### Data for analysis
----------
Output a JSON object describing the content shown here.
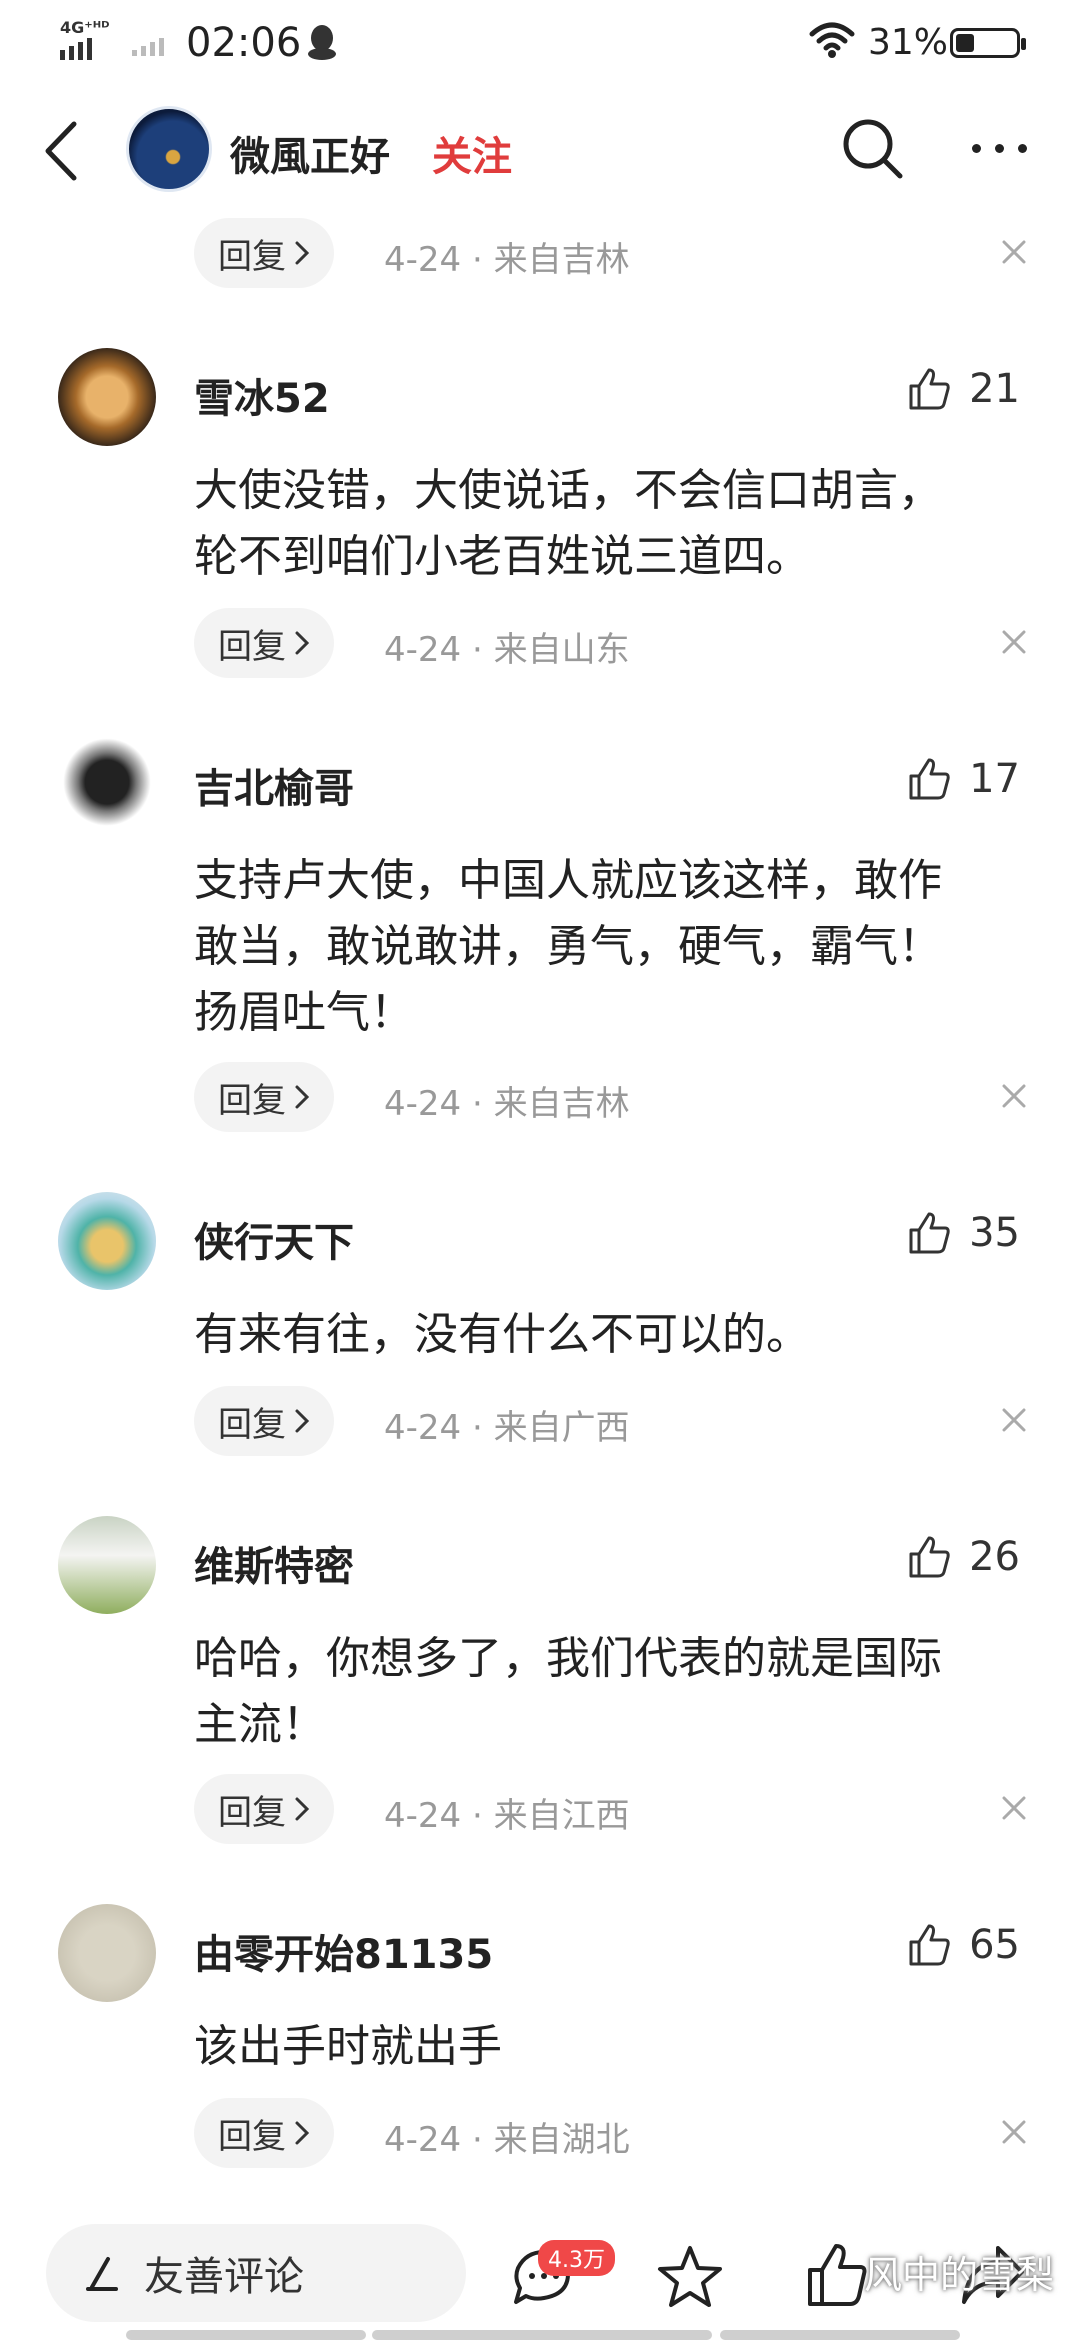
{
  "status_bar": {
    "network": "4G⁺ᴴᴰ",
    "time": "02:06",
    "battery": "31%",
    "battery_level": 0.31
  },
  "header": {
    "username": "微風正好",
    "follow_label": "关注"
  },
  "top_partial": {
    "reply_label": "回复",
    "meta": "4-24 · 来自吉林"
  },
  "comments": [
    {
      "user": "雪冰52",
      "likes": "21",
      "text": [
        "大使没错，大使说话，不会信口胡言，",
        "轮不到咱们小老百姓说三道四。"
      ],
      "reply_label": "回复",
      "meta": "4-24 · 来自山东"
    },
    {
      "user": "吉北榆哥",
      "likes": "17",
      "text": [
        "支持卢大使，中国人就应该这样，敢作",
        "敢当，敢说敢讲，勇气，硬气，霸气！",
        "扬眉吐气！"
      ],
      "reply_label": "回复",
      "meta": "4-24 · 来自吉林"
    },
    {
      "user": "侠行天下",
      "likes": "35",
      "text": [
        "有来有往，没有什么不可以的。"
      ],
      "reply_label": "回复",
      "meta": "4-24 · 来自广西"
    },
    {
      "user": "维斯特密",
      "likes": "26",
      "text": [
        "哈哈，你想多了，我们代表的就是国际",
        "主流！"
      ],
      "reply_label": "回复",
      "meta": "4-24 · 来自江西"
    },
    {
      "user": "由零开始81135",
      "likes": "65",
      "text": [
        "该出手时就出手"
      ],
      "reply_label": "回复",
      "meta": "4-24 · 来自湖北"
    }
  ],
  "bottom_bar": {
    "input_placeholder": "友善评论",
    "comment_count": "4.3万"
  },
  "watermark": "风中的雪梨",
  "icons": {
    "back": "chevron-left-icon",
    "search": "search-icon",
    "more": "more-dots-icon",
    "like": "thumbs-up-icon",
    "close": "close-icon",
    "pen": "pen-icon",
    "comment": "comment-bubble-icon",
    "star": "star-icon",
    "share": "share-icon"
  },
  "colors": {
    "follow": "#e03c3c",
    "meta_text": "#999999",
    "reply_bg": "#f3f3f3",
    "badge": "#f04848"
  }
}
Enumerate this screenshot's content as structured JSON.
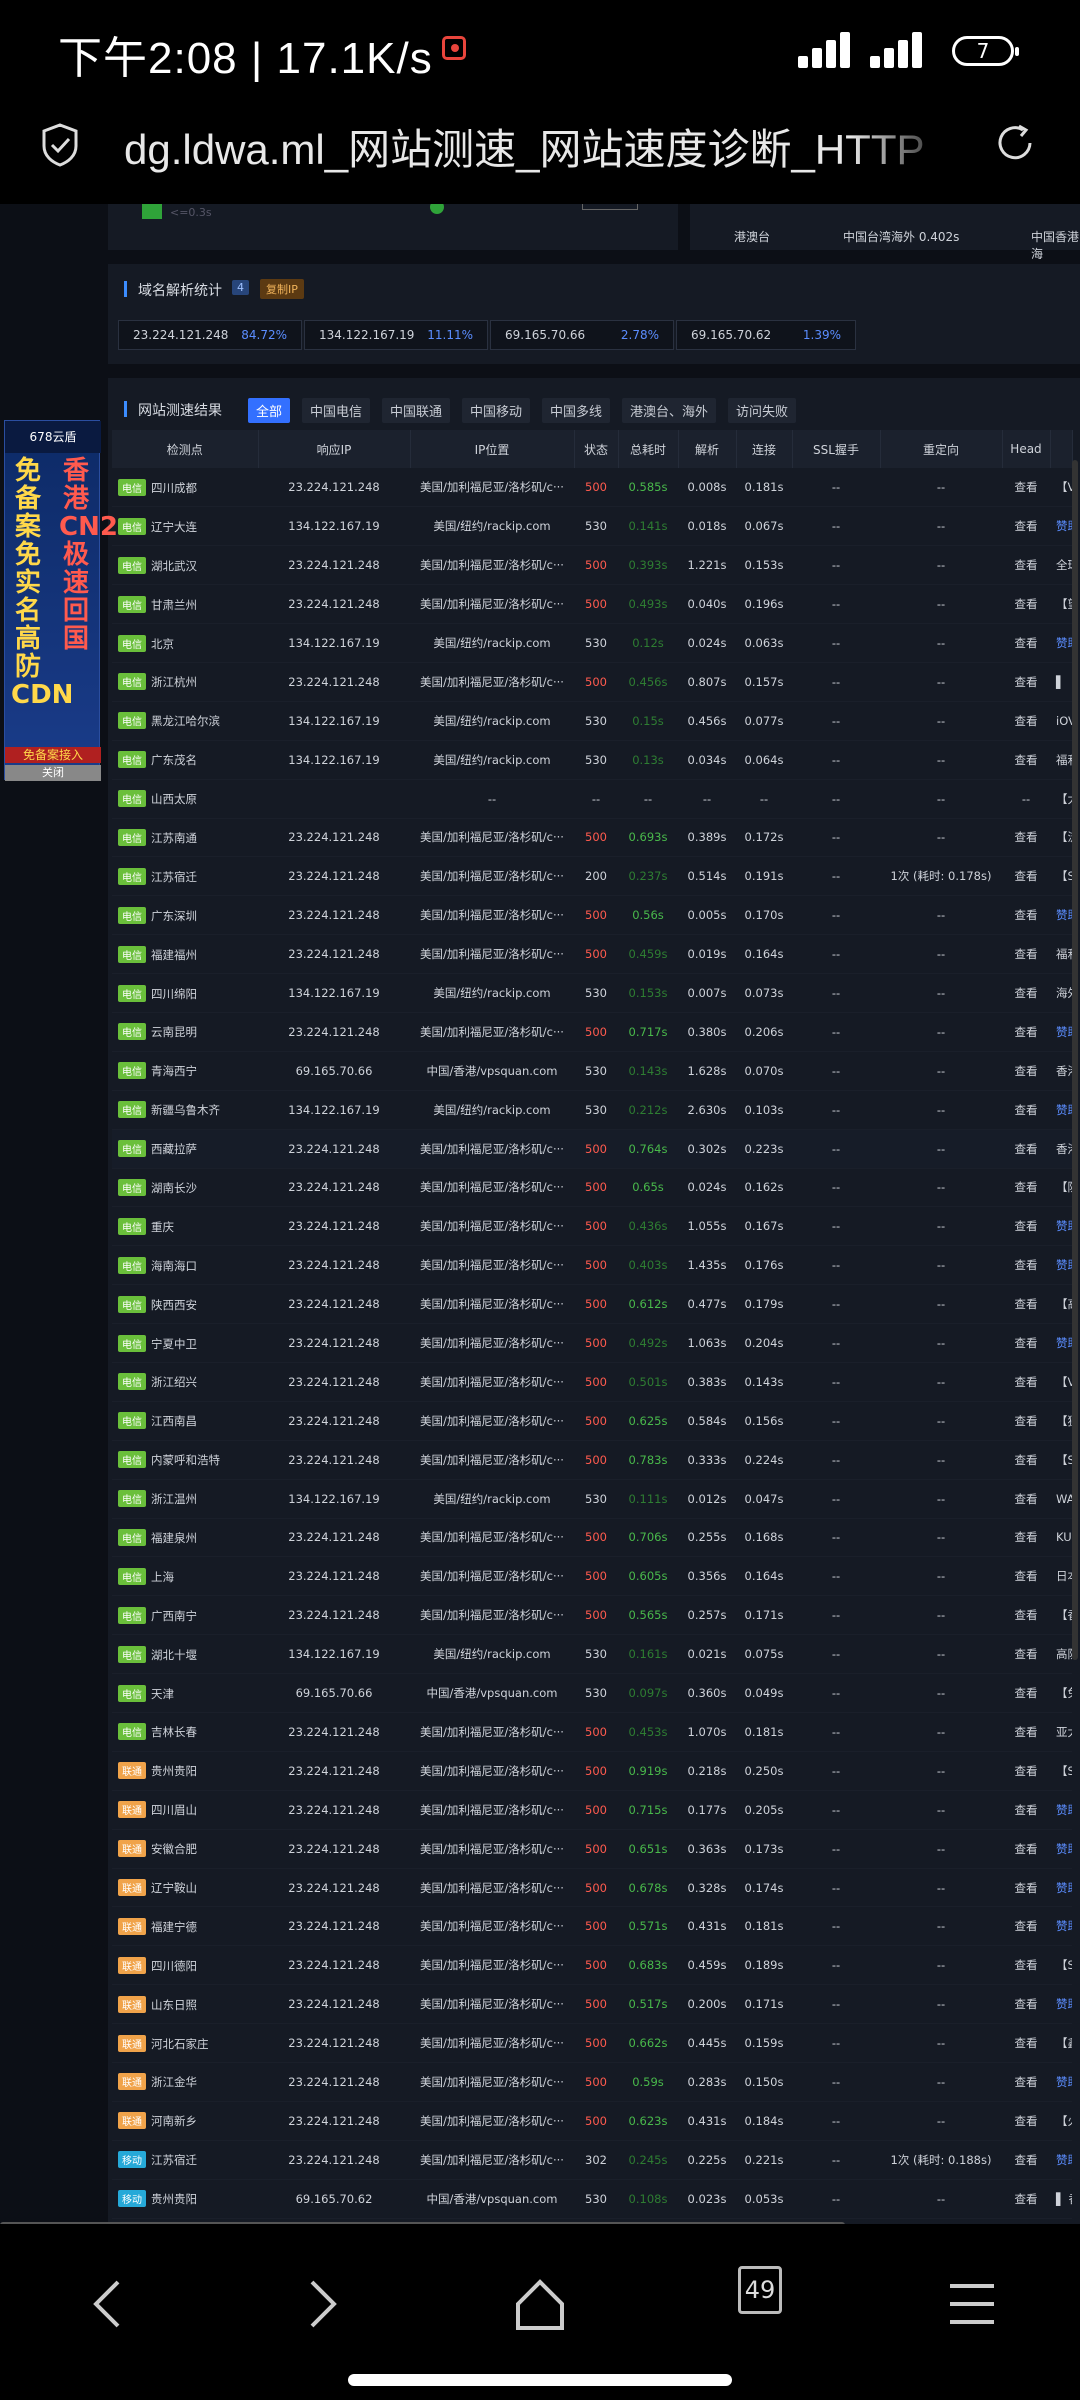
{
  "status_bar": {
    "time_speed": "下午2:08 | 17.1K/s",
    "battery": "7"
  },
  "browser": {
    "title": "dg.ldwa.ml_网站测速_网站速度诊断_HTTP",
    "tab_count": "49"
  },
  "top_partial": {
    "legend": "<=0.3s",
    "hk_label": "港澳台",
    "hk_value": "中国台湾海外 0.402s",
    "hk_value2": "中国香港海"
  },
  "dns": {
    "title": "域名解析统计",
    "count": "4",
    "copy_label": "复制IP",
    "entries": [
      {
        "ip": "23.224.121.248",
        "pct": "84.72%"
      },
      {
        "ip": "134.122.167.19",
        "pct": "11.11%"
      },
      {
        "ip": "69.165.70.66",
        "pct": "2.78%"
      },
      {
        "ip": "69.165.70.62",
        "pct": "1.39%"
      }
    ]
  },
  "results": {
    "title": "网站测速结果",
    "tabs": [
      "全部",
      "中国电信",
      "中国联通",
      "中国移动",
      "中国多线",
      "港澳台、海外",
      "访问失败"
    ],
    "columns": [
      "检测点",
      "响应IP",
      "IP位置",
      "状态",
      "总耗时",
      "解析",
      "连接",
      "SSL握手",
      "重定向",
      "Head"
    ],
    "view_label": "查看",
    "rows": [
      [
        "电信",
        "四川成都",
        "23.224.121.248",
        "美国/加利福尼亚/洛杉矶/c···",
        "500",
        "0.585s",
        "0.008s",
        "0.181s",
        "--",
        "--",
        "【V"
      ],
      [
        "电信",
        "辽宁大连",
        "134.122.167.19",
        "美国/纽约/rackip.com",
        "530",
        "0.141s",
        "0.018s",
        "0.067s",
        "--",
        "--",
        "赞助"
      ],
      [
        "电信",
        "湖北武汉",
        "23.224.121.248",
        "美国/加利福尼亚/洛杉矶/c···",
        "500",
        "0.393s",
        "1.221s",
        "0.153s",
        "--",
        "--",
        "全球"
      ],
      [
        "电信",
        "甘肃兰州",
        "23.224.121.248",
        "美国/加利福尼亚/洛杉矶/c···",
        "500",
        "0.493s",
        "0.040s",
        "0.196s",
        "--",
        "--",
        "【望"
      ],
      [
        "电信",
        "北京",
        "134.122.167.19",
        "美国/纽约/rackip.com",
        "530",
        "0.12s",
        "0.024s",
        "0.063s",
        "--",
        "--",
        "赞助"
      ],
      [
        "电信",
        "浙江杭州",
        "23.224.121.248",
        "美国/加利福尼亚/洛杉矶/c···",
        "500",
        "0.456s",
        "0.807s",
        "0.157s",
        "--",
        "--",
        "▌"
      ],
      [
        "电信",
        "黑龙江哈尔滨",
        "134.122.167.19",
        "美国/纽约/rackip.com",
        "530",
        "0.15s",
        "0.456s",
        "0.077s",
        "--",
        "--",
        "iOV"
      ],
      [
        "电信",
        "广东茂名",
        "134.122.167.19",
        "美国/纽约/rackip.com",
        "530",
        "0.13s",
        "0.034s",
        "0.064s",
        "--",
        "--",
        "福利"
      ],
      [
        "电信",
        "山西太原",
        "",
        "--",
        "--",
        "--",
        "--",
        "--",
        "--",
        "--",
        "【大"
      ],
      [
        "电信",
        "江苏南通",
        "23.224.121.248",
        "美国/加利福尼亚/洛杉矶/c···",
        "500",
        "0.693s",
        "0.389s",
        "0.172s",
        "--",
        "--",
        "【流"
      ],
      [
        "电信",
        "江苏宿迁",
        "23.224.121.248",
        "美国/加利福尼亚/洛杉矶/c···",
        "200",
        "0.237s",
        "0.514s",
        "0.191s",
        "--",
        "1次 (耗时: 0.178s)",
        "【SI"
      ],
      [
        "电信",
        "广东深圳",
        "23.224.121.248",
        "美国/加利福尼亚/洛杉矶/c···",
        "500",
        "0.56s",
        "0.005s",
        "0.170s",
        "--",
        "--",
        "赞助"
      ],
      [
        "电信",
        "福建福州",
        "23.224.121.248",
        "美国/加利福尼亚/洛杉矶/c···",
        "500",
        "0.459s",
        "0.019s",
        "0.164s",
        "--",
        "--",
        "福利"
      ],
      [
        "电信",
        "四川绵阳",
        "134.122.167.19",
        "美国/纽约/rackip.com",
        "530",
        "0.153s",
        "0.007s",
        "0.073s",
        "--",
        "--",
        "海外"
      ],
      [
        "电信",
        "云南昆明",
        "23.224.121.248",
        "美国/加利福尼亚/洛杉矶/c···",
        "500",
        "0.717s",
        "0.380s",
        "0.206s",
        "--",
        "--",
        "赞助"
      ],
      [
        "电信",
        "青海西宁",
        "69.165.70.66",
        "中国/香港/vpsquan.com",
        "530",
        "0.143s",
        "1.628s",
        "0.070s",
        "--",
        "--",
        "香港"
      ],
      [
        "电信",
        "新疆乌鲁木齐",
        "134.122.167.19",
        "美国/纽约/rackip.com",
        "530",
        "0.212s",
        "2.630s",
        "0.103s",
        "--",
        "--",
        "赞助"
      ],
      [
        "电信",
        "西藏拉萨",
        "23.224.121.248",
        "美国/加利福尼亚/洛杉矶/c···",
        "500",
        "0.764s",
        "0.302s",
        "0.223s",
        "--",
        "--",
        "香港"
      ],
      [
        "电信",
        "湖南长沙",
        "23.224.121.248",
        "美国/加利福尼亚/洛杉矶/c···",
        "500",
        "0.65s",
        "0.024s",
        "0.162s",
        "--",
        "--",
        "【防"
      ],
      [
        "电信",
        "重庆",
        "23.224.121.248",
        "美国/加利福尼亚/洛杉矶/c···",
        "500",
        "0.436s",
        "1.055s",
        "0.167s",
        "--",
        "--",
        "赞助"
      ],
      [
        "电信",
        "海南海口",
        "23.224.121.248",
        "美国/加利福尼亚/洛杉矶/c···",
        "500",
        "0.403s",
        "1.435s",
        "0.176s",
        "--",
        "--",
        "赞助"
      ],
      [
        "电信",
        "陕西西安",
        "23.224.121.248",
        "美国/加利福尼亚/洛杉矶/c···",
        "500",
        "0.612s",
        "0.477s",
        "0.179s",
        "--",
        "--",
        "【高"
      ],
      [
        "电信",
        "宁夏中卫",
        "23.224.121.248",
        "美国/加利福尼亚/洛杉矶/c···",
        "500",
        "0.492s",
        "1.063s",
        "0.204s",
        "--",
        "--",
        "赞助"
      ],
      [
        "电信",
        "浙江绍兴",
        "23.224.121.248",
        "美国/加利福尼亚/洛杉矶/c···",
        "500",
        "0.501s",
        "0.383s",
        "0.143s",
        "--",
        "--",
        "【V"
      ],
      [
        "电信",
        "江西南昌",
        "23.224.121.248",
        "美国/加利福尼亚/洛杉矶/c···",
        "500",
        "0.625s",
        "0.584s",
        "0.156s",
        "--",
        "--",
        "【独"
      ],
      [
        "电信",
        "内蒙呼和浩特",
        "23.224.121.248",
        "美国/加利福尼亚/洛杉矶/c···",
        "500",
        "0.783s",
        "0.333s",
        "0.224s",
        "--",
        "--",
        "【SI"
      ],
      [
        "电信",
        "浙江温州",
        "134.122.167.19",
        "美国/纽约/rackip.com",
        "530",
        "0.111s",
        "0.012s",
        "0.047s",
        "--",
        "--",
        "WAF"
      ],
      [
        "电信",
        "福建泉州",
        "23.224.121.248",
        "美国/加利福尼亚/洛杉矶/c···",
        "500",
        "0.706s",
        "0.255s",
        "0.168s",
        "--",
        "--",
        "KUR"
      ],
      [
        "电信",
        "上海",
        "23.224.121.248",
        "美国/加利福尼亚/洛杉矶/c···",
        "500",
        "0.605s",
        "0.356s",
        "0.164s",
        "--",
        "--",
        "日本"
      ],
      [
        "电信",
        "广西南宁",
        "23.224.121.248",
        "美国/加利福尼亚/洛杉矶/c···",
        "500",
        "0.565s",
        "0.257s",
        "0.171s",
        "--",
        "--",
        "【香"
      ],
      [
        "电信",
        "湖北十堰",
        "134.122.167.19",
        "美国/纽约/rackip.com",
        "530",
        "0.161s",
        "0.021s",
        "0.075s",
        "--",
        "--",
        "高防"
      ],
      [
        "电信",
        "天津",
        "69.165.70.66",
        "中国/香港/vpsquan.com",
        "530",
        "0.097s",
        "0.360s",
        "0.049s",
        "--",
        "--",
        "【免"
      ],
      [
        "电信",
        "吉林长春",
        "23.224.121.248",
        "美国/加利福尼亚/洛杉矶/c···",
        "500",
        "0.453s",
        "1.070s",
        "0.181s",
        "--",
        "--",
        "亚太"
      ],
      [
        "联通",
        "贵州贵阳",
        "23.224.121.248",
        "美国/加利福尼亚/洛杉矶/c···",
        "500",
        "0.919s",
        "0.218s",
        "0.250s",
        "--",
        "--",
        "【SI"
      ],
      [
        "联通",
        "四川眉山",
        "23.224.121.248",
        "美国/加利福尼亚/洛杉矶/c···",
        "500",
        "0.715s",
        "0.177s",
        "0.205s",
        "--",
        "--",
        "赞助"
      ],
      [
        "联通",
        "安徽合肥",
        "23.224.121.248",
        "美国/加利福尼亚/洛杉矶/c···",
        "500",
        "0.651s",
        "0.363s",
        "0.173s",
        "--",
        "--",
        "赞助"
      ],
      [
        "联通",
        "辽宁鞍山",
        "23.224.121.248",
        "美国/加利福尼亚/洛杉矶/c···",
        "500",
        "0.678s",
        "0.328s",
        "0.174s",
        "--",
        "--",
        "赞助"
      ],
      [
        "联通",
        "福建宁德",
        "23.224.121.248",
        "美国/加利福尼亚/洛杉矶/c···",
        "500",
        "0.571s",
        "0.431s",
        "0.181s",
        "--",
        "--",
        "赞助"
      ],
      [
        "联通",
        "四川德阳",
        "23.224.121.248",
        "美国/加利福尼亚/洛杉矶/c···",
        "500",
        "0.683s",
        "0.459s",
        "0.189s",
        "--",
        "--",
        "【SI"
      ],
      [
        "联通",
        "山东日照",
        "23.224.121.248",
        "美国/加利福尼亚/洛杉矶/c···",
        "500",
        "0.517s",
        "0.200s",
        "0.171s",
        "--",
        "--",
        "赞助"
      ],
      [
        "联通",
        "河北石家庄",
        "23.224.121.248",
        "美国/加利福尼亚/洛杉矶/c···",
        "500",
        "0.662s",
        "0.445s",
        "0.159s",
        "--",
        "--",
        "【鑫"
      ],
      [
        "联通",
        "浙江金华",
        "23.224.121.248",
        "美国/加利福尼亚/洛杉矶/c···",
        "500",
        "0.59s",
        "0.283s",
        "0.150s",
        "--",
        "--",
        "赞助"
      ],
      [
        "联通",
        "河南新乡",
        "23.224.121.248",
        "美国/加利福尼亚/洛杉矶/c···",
        "500",
        "0.623s",
        "0.431s",
        "0.184s",
        "--",
        "--",
        "【火"
      ],
      [
        "移动",
        "江苏宿迁",
        "23.224.121.248",
        "美国/加利福尼亚/洛杉矶/c···",
        "302",
        "0.245s",
        "0.225s",
        "0.221s",
        "--",
        "1次 (耗时: 0.188s)",
        "赞助"
      ],
      [
        "移动",
        "贵州贵阳",
        "69.165.70.62",
        "中国/香港/vpsquan.com",
        "530",
        "0.108s",
        "0.023s",
        "0.053s",
        "--",
        "--",
        "▌ 香"
      ]
    ]
  },
  "ad": {
    "brand": "678云盾",
    "col_left": "免备案免实名高防CDN",
    "col_right": "香港CN2极速回国",
    "footer": "免备案接入",
    "sub": "免实名",
    "close": "关闭"
  }
}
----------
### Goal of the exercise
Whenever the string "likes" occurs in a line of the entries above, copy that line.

### Task response
      "likes": "21",
      "likes": "17",
      "likes": "35",
      "likes": "26",
      "likes": "65",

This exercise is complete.